Interface dataset entries:
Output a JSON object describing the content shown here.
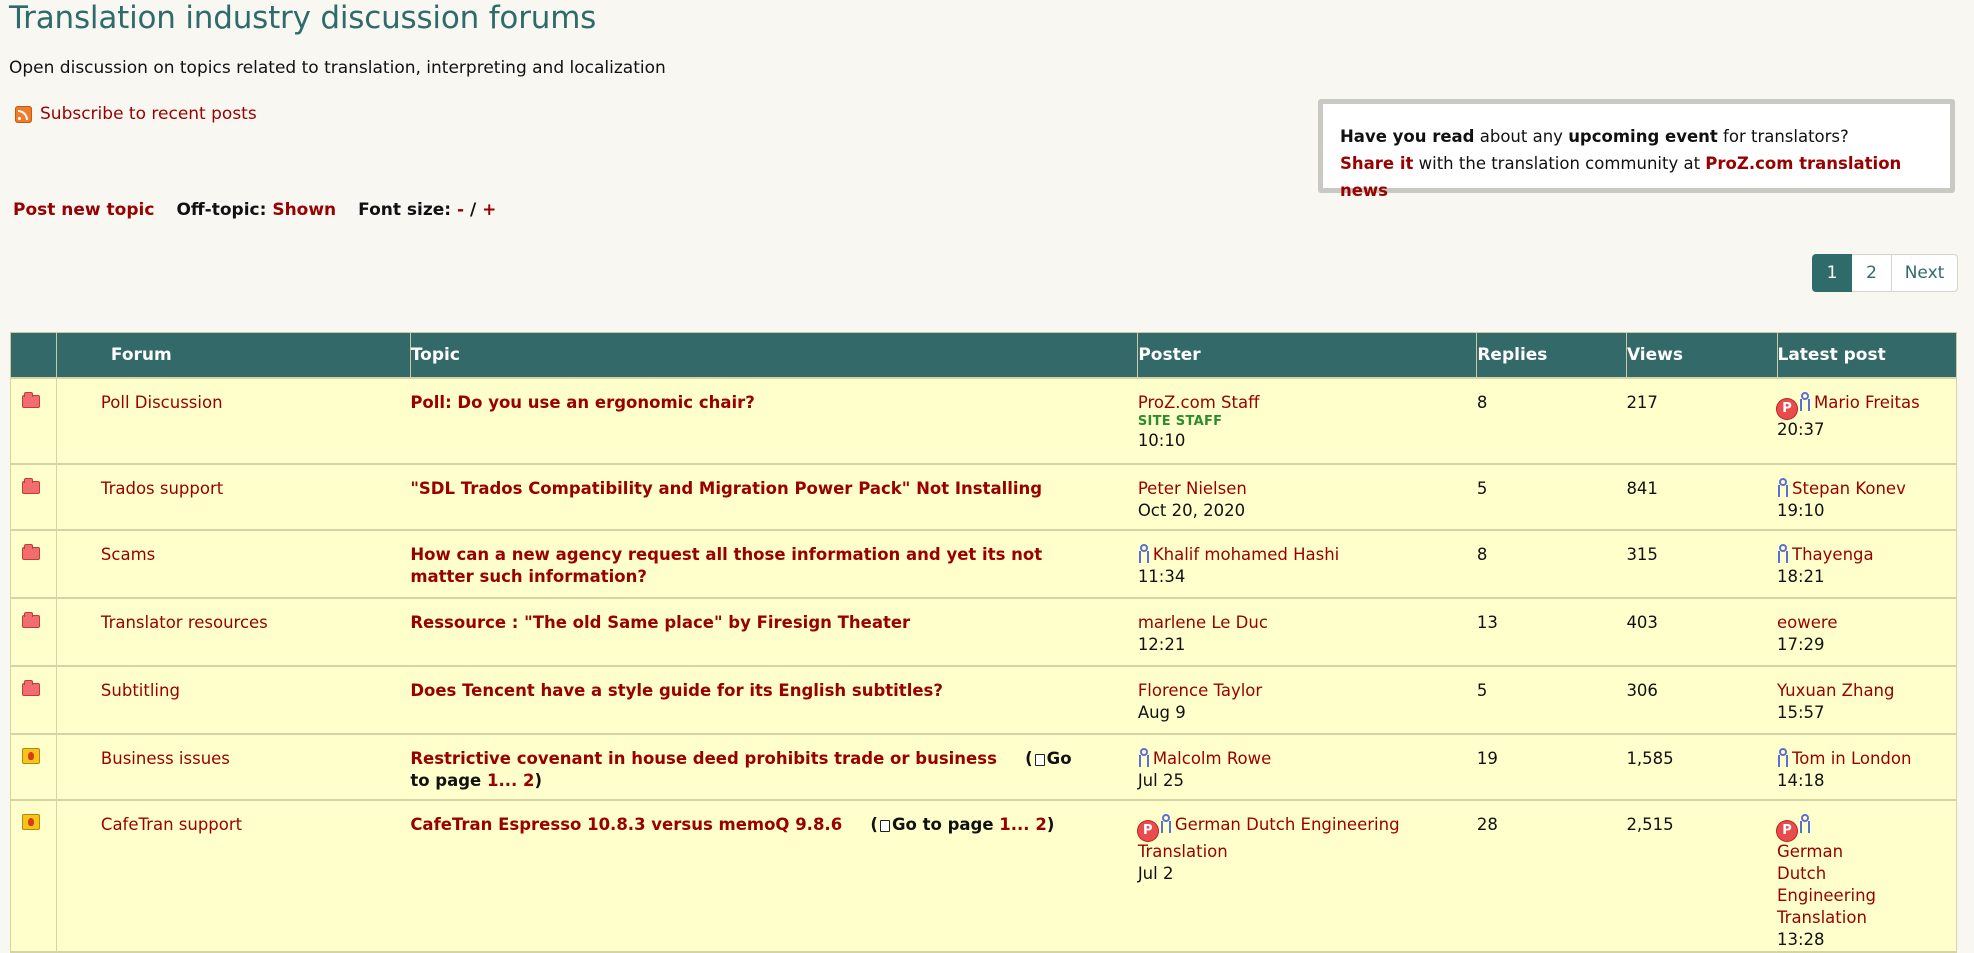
{
  "header": {
    "title": "Translation industry discussion forums",
    "subtitle": "Open discussion on topics related to translation, interpreting and localization"
  },
  "subscribe_label": "Subscribe to recent posts",
  "share_box": {
    "line1_bold1": "Have you read",
    "line1_text1": " about any ",
    "line1_bold2": "upcoming event",
    "line1_text2": " for translators?",
    "line2_link1": "Share it",
    "line2_text": " with the translation community at ",
    "line2_link2": "ProZ.com translation news"
  },
  "toolbar": {
    "post_new_topic": "Post new topic",
    "offtopic_label": "Off-topic:",
    "offtopic_value": "Shown",
    "font_size_label": "Font size:",
    "font_minus": "-",
    "font_sep": "/",
    "font_plus": "+"
  },
  "pagination": {
    "current": "1",
    "page2": "2",
    "next": "Next"
  },
  "table": {
    "columns": {
      "forum": "Forum",
      "topic": "Topic",
      "poster": "Poster",
      "replies": "Replies",
      "views": "Views",
      "latest": "Latest post"
    },
    "rows": [
      {
        "icon": "folder-icon",
        "forum": "Poll Discussion",
        "topic": "Poll: Do you use an ergonomic chair?",
        "poster": "ProZ.com Staff",
        "poster_badge": "SITE STAFF",
        "poster_time": "10:10",
        "replies": "8",
        "views": "217",
        "latest_user": "Mario Freitas",
        "latest_time": "20:37"
      },
      {
        "icon": "folder-icon",
        "forum": "Trados support",
        "topic": "\"SDL Trados Compatibility and Migration Power Pack\" Not Installing",
        "poster": "Peter Nielsen",
        "poster_time": "Oct 20, 2020",
        "replies": "5",
        "views": "841",
        "latest_user": "Stepan Konev",
        "latest_time": "19:10"
      },
      {
        "icon": "folder-icon",
        "forum": "Scams",
        "topic": "How can a new agency request all those information and yet its not matter such information?",
        "poster": "Khalif mohamed Hashi",
        "poster_time": "11:34",
        "replies": "8",
        "views": "315",
        "latest_user": "Thayenga",
        "latest_time": "18:21"
      },
      {
        "icon": "folder-icon",
        "forum": "Translator resources",
        "topic": "Ressource : \"The old Same place\" by Firesign Theater",
        "poster": "marlene Le Duc",
        "poster_time": "12:21",
        "replies": "13",
        "views": "403",
        "latest_user": "eowere",
        "latest_time": "17:29"
      },
      {
        "icon": "folder-icon",
        "forum": "Subtitling",
        "topic": "Does Tencent have a style guide for its English subtitles?",
        "poster": "Florence Taylor",
        "poster_time": "Aug 9",
        "replies": "5",
        "views": "306",
        "latest_user": "Yuxuan Zhang",
        "latest_time": "15:57"
      },
      {
        "icon": "hot-icon",
        "forum": "Business issues",
        "topic": "Restrictive covenant in house deed prohibits trade or business",
        "goto_label": "Go to page",
        "goto_p1": "1...",
        "goto_p2": "2",
        "poster": "Malcolm Rowe",
        "poster_time": "Jul 25",
        "replies": "19",
        "views": "1,585",
        "latest_user": "Tom in London",
        "latest_time": "14:18"
      },
      {
        "icon": "hot-icon",
        "forum": "CafeTran support",
        "topic": "CafeTran Espresso 10.8.3 versus memoQ 9.8.6",
        "goto_label_a": "Go to",
        "goto_label_b": "page",
        "goto_p1": "1...",
        "goto_p2": "2",
        "poster": "German Dutch Engineering Translation",
        "poster_time": "Jul 2",
        "replies": "28",
        "views": "2,515",
        "latest_user": "German Dutch Engineering Translation",
        "latest_time": "13:28"
      }
    ]
  },
  "icons": {
    "pro_badge_letter": "P"
  }
}
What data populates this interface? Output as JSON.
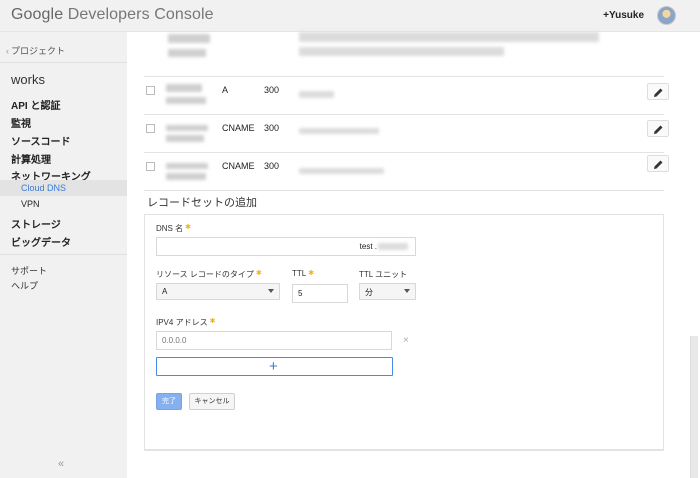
{
  "header": {
    "logo_google": "Google",
    "logo_product": "Developers Console",
    "user_name": "+Yusuke"
  },
  "sidebar": {
    "back_label": "プロジェクト",
    "project_name": "works",
    "items": [
      {
        "label": "API と認証"
      },
      {
        "label": "監視"
      },
      {
        "label": "ソースコード"
      },
      {
        "label": "計算処理"
      },
      {
        "label": "ネットワーキング"
      },
      {
        "label": "Cloud DNS"
      },
      {
        "label": "VPN"
      },
      {
        "label": "ストレージ"
      },
      {
        "label": "ビッグデータ"
      },
      {
        "label": "サポート"
      },
      {
        "label": "ヘルプ"
      }
    ],
    "collapse_icon": "«"
  },
  "records": [
    {
      "type": "",
      "ttl": ""
    },
    {
      "type": "A",
      "ttl": "300"
    },
    {
      "type": "CNAME",
      "ttl": "300"
    },
    {
      "type": "CNAME",
      "ttl": "300"
    }
  ],
  "form": {
    "section_title": "レコードセットの追加",
    "dns_name_label": "DNS 名",
    "dns_name_suffix": "test .",
    "record_type_label": "リソース レコードのタイプ",
    "record_type_value": "A",
    "ttl_label": "TTL",
    "ttl_value": "5",
    "ttl_unit_label": "TTL ユニット",
    "ttl_unit_value": "分",
    "ipv4_label": "IPV4 アドレス",
    "ipv4_placeholder": "0.0.0.0",
    "add_icon": "+",
    "remove_icon": "×",
    "done_label": "完了",
    "cancel_label": "キャンセル"
  },
  "colors": {
    "accent": "#3a7bd5",
    "done_button": "#86b1f0",
    "required_star": "#f2b01e"
  }
}
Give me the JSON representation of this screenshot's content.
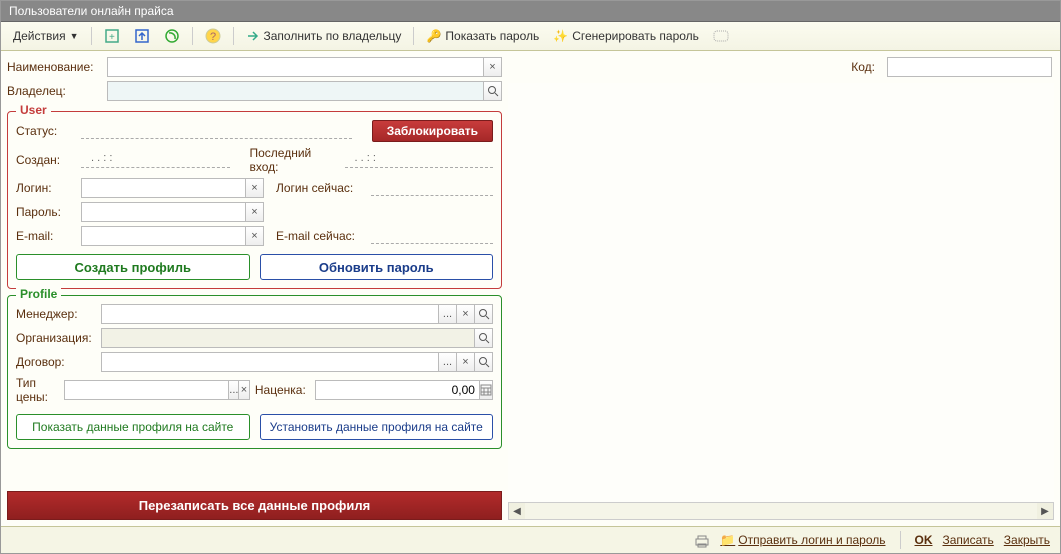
{
  "title": "Пользователи онлайн прайса",
  "toolbar": {
    "actions": "Действия",
    "fill_by_owner": "Заполнить по владельцу",
    "show_password": "Показать пароль",
    "generate_password": "Сгенерировать пароль"
  },
  "fields": {
    "name_label": "Наименование:",
    "owner_label": "Владелец:",
    "code_label": "Код:"
  },
  "user": {
    "legend": "User",
    "status_label": "Статус:",
    "block_btn": "Заблокировать",
    "created_label": "Создан:",
    "created_val": ".  .      :  :",
    "last_login_label": "Последний вход:",
    "last_login_val": ".  .      :  :",
    "login_label": "Логин:",
    "login_now_label": "Логин сейчас:",
    "password_label": "Пароль:",
    "email_label": "E-mail:",
    "email_now_label": "E-mail сейчас:",
    "create_btn": "Создать профиль",
    "update_btn": "Обновить пароль"
  },
  "profile": {
    "legend": "Profile",
    "manager_label": "Менеджер:",
    "org_label": "Организация:",
    "contract_label": "Договор:",
    "price_type_label": "Тип цены:",
    "markup_label": "Наценка:",
    "markup_val": "0,00",
    "show_btn": "Показать данные профиля на сайте",
    "set_btn": "Установить данные профиля на сайте"
  },
  "rewrite_btn": "Перезаписать все данные профиля",
  "status": {
    "send": "Отправить логин и пароль",
    "ok": "OK",
    "save": "Записать",
    "close": "Закрыть"
  }
}
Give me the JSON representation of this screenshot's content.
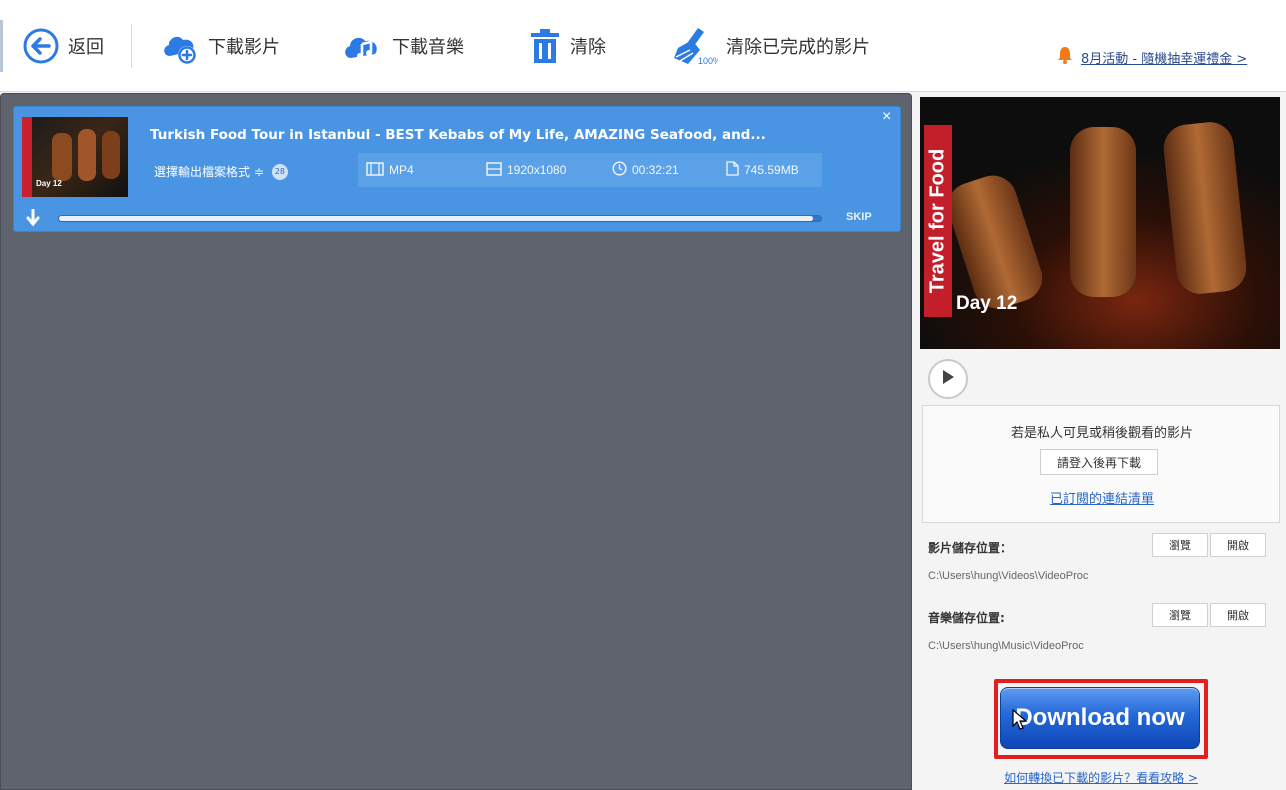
{
  "toolbar": {
    "back_label": "返回",
    "download_video_label": "下載影片",
    "download_music_label": "下載音樂",
    "clear_label": "清除",
    "clear_completed_label": "清除已完成的影片",
    "promo_label": "8月活動 - 隨機抽幸運禮金 >"
  },
  "task": {
    "title": "Turkish Food Tour in Istanbul - BEST Kebabs of My Life, AMAZING Seafood, and...",
    "format_select_label": "選擇輸出檔案格式 ≑",
    "format_count": "28",
    "format": "MP4",
    "resolution": "1920x1080",
    "duration": "00:32:21",
    "size": "745.59MB",
    "close_symbol": "×",
    "skip_label": "SKIP",
    "progress_percent": 99,
    "thumb_label": "Day 12"
  },
  "preview": {
    "side_text": "Travel for Food",
    "day_text": "Day 12"
  },
  "info": {
    "private_text": "若是私人可見或稍後觀看的影片",
    "login_button": "請登入後再下載",
    "subscribed_link": "已訂閱的連結清單"
  },
  "paths": {
    "video_label": "影片儲存位置：",
    "video_path": "C:\\Users\\hung\\Videos\\VideoProc",
    "music_label": "音樂儲存位置:",
    "music_path": "C:\\Users\\hung\\Music\\VideoProc",
    "browse_label": "瀏覽",
    "open_label": "開啟"
  },
  "download_now_label": "Download now",
  "guide_link": "如何轉換已下載的影片？看看攻略 >",
  "colors": {
    "accent": "#4a95e3",
    "work_bg": "#5f636d",
    "highlight": "#e21e1e",
    "link": "#2a66c7"
  },
  "icons": [
    "back-arrow-icon",
    "cloud-download-video-icon",
    "cloud-download-music-icon",
    "trash-icon",
    "broom-icon",
    "bell-icon",
    "film-icon",
    "resolution-icon",
    "clock-icon",
    "file-icon",
    "download-arrow-icon",
    "play-icon",
    "mouse-cursor-icon"
  ]
}
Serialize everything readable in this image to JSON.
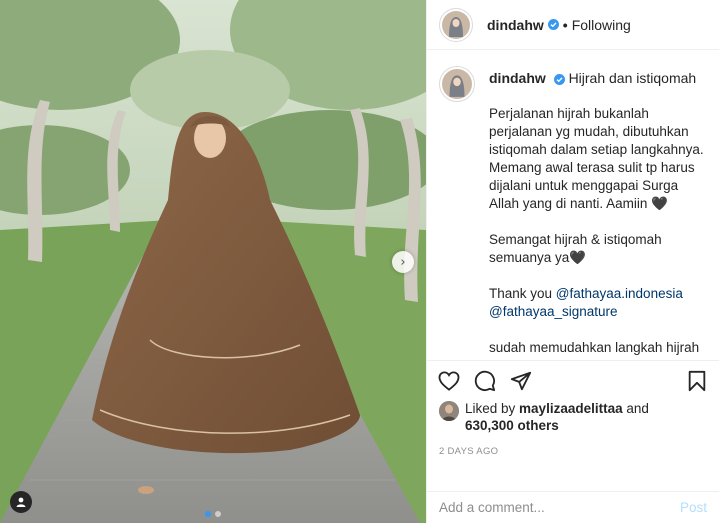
{
  "header": {
    "username": "dindahw",
    "separator": "•",
    "follow_status": "Following",
    "verified_icon": "verified-badge-icon"
  },
  "caption": {
    "username": "dindahw",
    "title": "Hijrah dan istiqomah",
    "paragraphs": [
      "Perjalanan hijrah bukanlah\nperjalanan yg mudah, dibutuhkan\nistiqomah dalam setiap langkahnya.\nMemang awal terasa sulit tp harus\ndijalani untuk menggapai Surga\nAllah yang di nanti. Aamiin 🖤",
      "Semangat hijrah & istiqomah\nsemuanya ya🖤"
    ],
    "thanks_prefix": "Thank you ",
    "mention_1": "@fathayaa.indonesia",
    "mention_2": "@fathayaa_signature",
    "closing": "sudah memudahkan langkah hijrah\nmuslimah indonesia dalam berhijrah\nmemakai pakaian syari seperti yg\naku pakai ini dengan harga hemat"
  },
  "likes": {
    "prefix": "Liked by ",
    "liker": "maylizaadelittaa",
    "conj": " and",
    "others": "630,300 others"
  },
  "timestamp": "2 DAYS AGO",
  "comment_box": {
    "placeholder": "Add a comment...",
    "post_label": "Post"
  },
  "carousel": {
    "total_slides": 2,
    "active_slide": 1
  },
  "colors": {
    "accent_blue": "#3897f0",
    "mention_blue": "#00376b",
    "post_disabled": "#b2dffc",
    "border": "#efefef",
    "muted": "#8e8e8e"
  }
}
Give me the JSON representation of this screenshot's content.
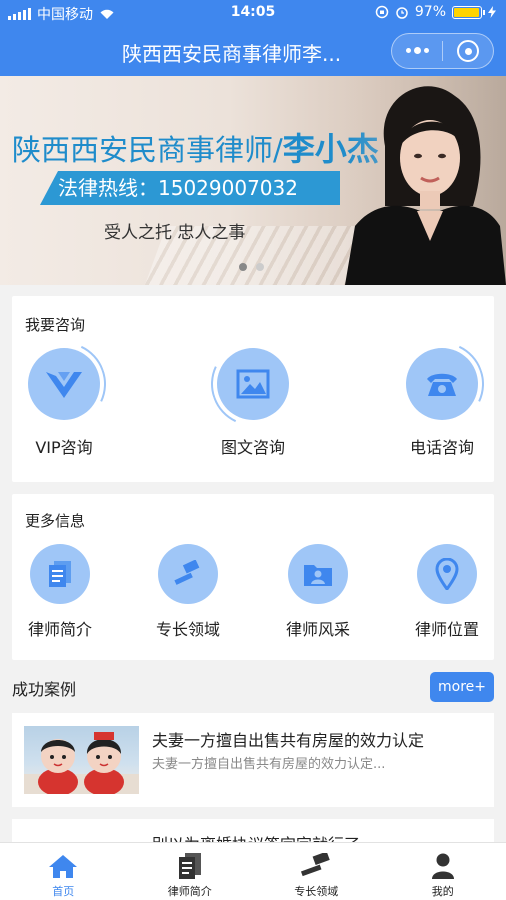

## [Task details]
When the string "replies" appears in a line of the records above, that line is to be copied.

## [Solved problem]
      "replies": "Replies",
        "replies": "8",
        "replies": "5",
        "replies": "8",
        "replies": "13",
        "replies": "5",
        "replies": "19",
        "replies": "28",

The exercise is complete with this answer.